Still Unequal, Less SeparateApr 5th, 2012 | By Mike Sitkowski
Edward Glaeser and Jacob Vigdor
In the wake of Sean F. Reardon and Kendra Bischoff’s study detailing troubling trends in income segregation in American cities, the Manhattan Institute’s Edward Glaeser and Jacob Vigdor strike a decidedly more optimistic tone in their new report, “The End of the Segregated Century: Racial Separation in America’s Neighborhoods, 1890-2010.” The report, released in January, finds residential racial segregation in the United States at its lowest level since 1910:
As of 2010, the separation of African-Americans from individuals of other races stood at its lowest level in nearly a century. Fifty years ago, nearly half the black population lived in what might be termed a ‘ghetto’ neighborhood, with an African-American share above 80 percent. Today, that proportion has fallen to 20 percent.

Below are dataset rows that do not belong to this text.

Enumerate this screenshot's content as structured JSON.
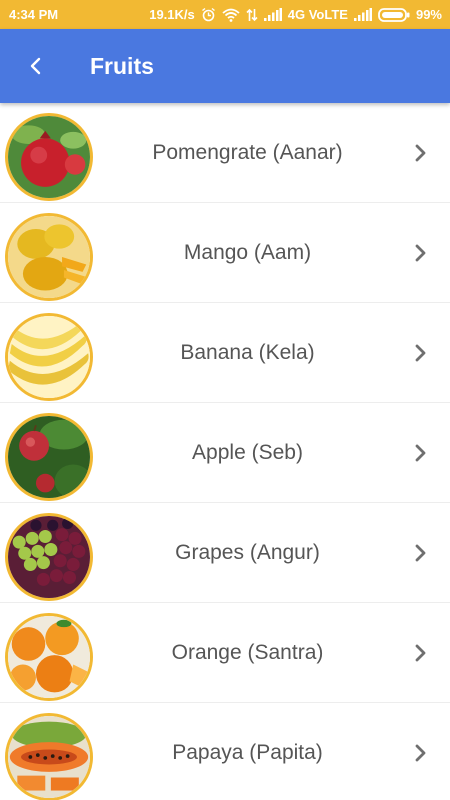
{
  "status": {
    "time": "4:34 PM",
    "speed": "19.1K/s",
    "network": "4G VoLTE",
    "battery": "99%"
  },
  "appbar": {
    "title": "Fruits"
  },
  "fruits": [
    {
      "label": "Pomengrate (Aanar)",
      "icon": "pomegranate-image"
    },
    {
      "label": "Mango (Aam)",
      "icon": "mango-image"
    },
    {
      "label": "Banana (Kela)",
      "icon": "banana-image"
    },
    {
      "label": "Apple (Seb)",
      "icon": "apple-image"
    },
    {
      "label": "Grapes (Angur)",
      "icon": "grapes-image"
    },
    {
      "label": "Orange (Santra)",
      "icon": "orange-image"
    },
    {
      "label": "Papaya (Papita)",
      "icon": "papaya-image"
    }
  ],
  "colors": {
    "status_bar": "#f2b933",
    "app_bar": "#4a78e0",
    "thumb_border": "#f2b933"
  }
}
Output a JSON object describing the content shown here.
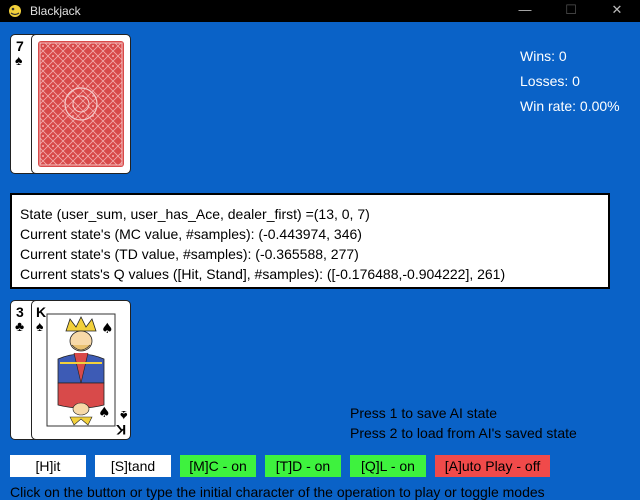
{
  "window": {
    "title": "Blackjack",
    "controls": {
      "minimize": "—",
      "maximize": "☐",
      "close": "✕"
    }
  },
  "stats": {
    "wins": "Wins: 0",
    "losses": "Losses: 0",
    "win_rate": "Win rate: 0.00%"
  },
  "dealer": {
    "cards": [
      {
        "rank": "7",
        "suit": "♠",
        "face_up": true
      },
      {
        "face_up": false
      }
    ]
  },
  "state_info": {
    "lines": [
      "State (user_sum, user_has_Ace, dealer_first) =(13, 0, 7)",
      "Current state's (MC value, #samples): (-0.443974, 346)",
      "Current state's (TD value, #samples): (-0.365588, 277)",
      "Current stats's Q values ([Hit, Stand], #samples): ([-0.176488,-0.904222], 261)"
    ]
  },
  "player": {
    "cards": [
      {
        "rank": "3",
        "suit": "♣"
      },
      {
        "rank": "K",
        "suit": "♠"
      }
    ]
  },
  "messages": {
    "save": "Press 1 to save AI state",
    "load": "Press 2 to load from AI's saved state"
  },
  "buttons": {
    "hit": "[H]it",
    "stand": "[S]tand",
    "mc": "[M]C - on",
    "td": "[T]D - on",
    "ql": "[Q]L - on",
    "auto": "[A]uto Play - off"
  },
  "footer": "Click on the button or type the initial character of the operation to play or toggle modes",
  "colors": {
    "background": "#0a62c7",
    "button_white": "#ffffff",
    "button_on": "#3ef23e",
    "button_off": "#f04a4a",
    "card_back": "#d84a4a"
  }
}
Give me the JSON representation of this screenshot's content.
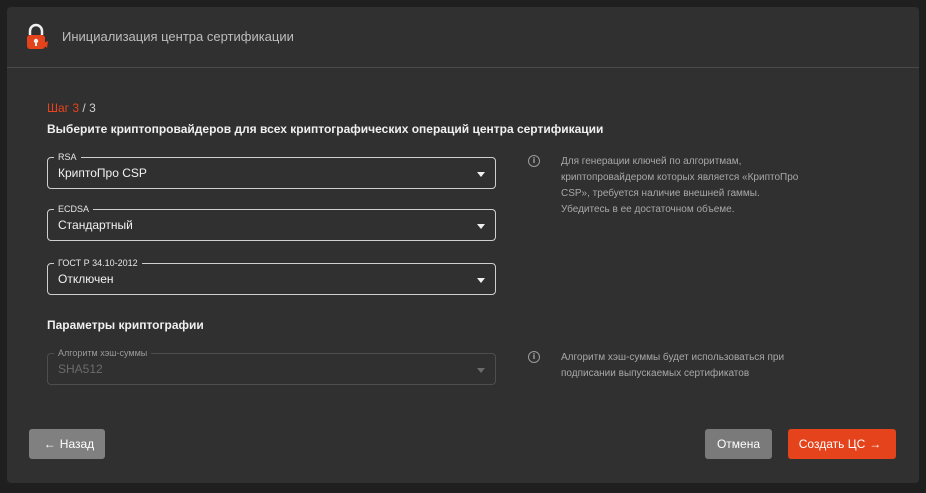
{
  "header": {
    "title": "Инициализация центра сертификации"
  },
  "step": {
    "current": "Шаг 3",
    "rest": " / 3"
  },
  "heading": "Выберите криптопровайдеров для всех криптографических операций центра сертификации",
  "fields": {
    "rsa": {
      "label": "RSA",
      "value": "КриптоПро CSP"
    },
    "ecdsa": {
      "label": "ECDSA",
      "value": "Стандартный"
    },
    "gost": {
      "label": "ГОСТ Р 34.10-2012",
      "value": "Отключен"
    }
  },
  "info1": "Для генерации ключей по алгоритмам, криптопровайдером которых является «КриптоПро CSP», требуется наличие внешней гаммы. Убедитесь в ее достаточном объеме.",
  "crypto_params": {
    "title": "Параметры криптографии",
    "hash": {
      "label": "Алгоритм хэш-суммы",
      "value": "SHA512"
    },
    "info": "Алгоритм хэш-суммы будет использоваться при подписании выпускаемых сертификатов"
  },
  "buttons": {
    "back": "Назад",
    "cancel": "Отмена",
    "create": "Создать ЦС"
  },
  "icons": {
    "back": "arrow-left-icon",
    "create": "arrow-right-icon",
    "info": "info-icon",
    "logo": "lock-logo-icon"
  },
  "colors": {
    "accent": "#e5431b",
    "background": "#303030"
  }
}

Glaeser and Vigdor studied trends in racial segregation by examining Census data dating back to 1890. They find two periods of “radical transformation” in residential racial segregation: from 1910 to 1960, when segregation rose consistently due to black migration to northern cities and the public housing boom, and from 1970 to 2010,when fair housing laws, access to credit, and changing racial attitudes led to increased mobility among African Americans and rising racial integration throughout the United States.
In 1960, according to the study, over 20 percent of U.S. neighborhoods (defined by Census tracts) reported zero black residents. By 2010, that number fell to less than 0.6 percent.
Much of Glaeser and Vigdor’s study focuses on the decline in segregation from 2000 to 2010. Over this period, the authors find that segregation declined in the nation’s 85 largest metropolitan areas and in 522 of the nation’s 658 housing markets. The study also finds that cities with higher levels of segregation in 2000 experienced, on average, larger percentage declines in segregation by 2010. The authors cite the depopulation of ghettos, gentrification, an influx of Hispanic immigrants, and migration to less segregated Sun Belt cities as forces behind the trend in declining segregation.
Glaeser and Vigdor do argue that, though the progress of the last 40 years has undone the segregation caused by pre-Civil Rights era legislation and prevailing racial attitudes, it has not brought about the end of racial inequality. But they also refute the notion that residential segregation was the sole repressive force on African-American progress in the 20th century.
The decline in racial segregation from 1970 to 2010 found by Glaeser and Vigdor is particularly interesting given the recent findings by Reardon and Bischoff of dramatic increases in income segregation over the same period. Taken together, the studies seem to suggest that neighborhoods in metropolitan areas have, over the last 40 years, become less racially homogenous but more segregated by income.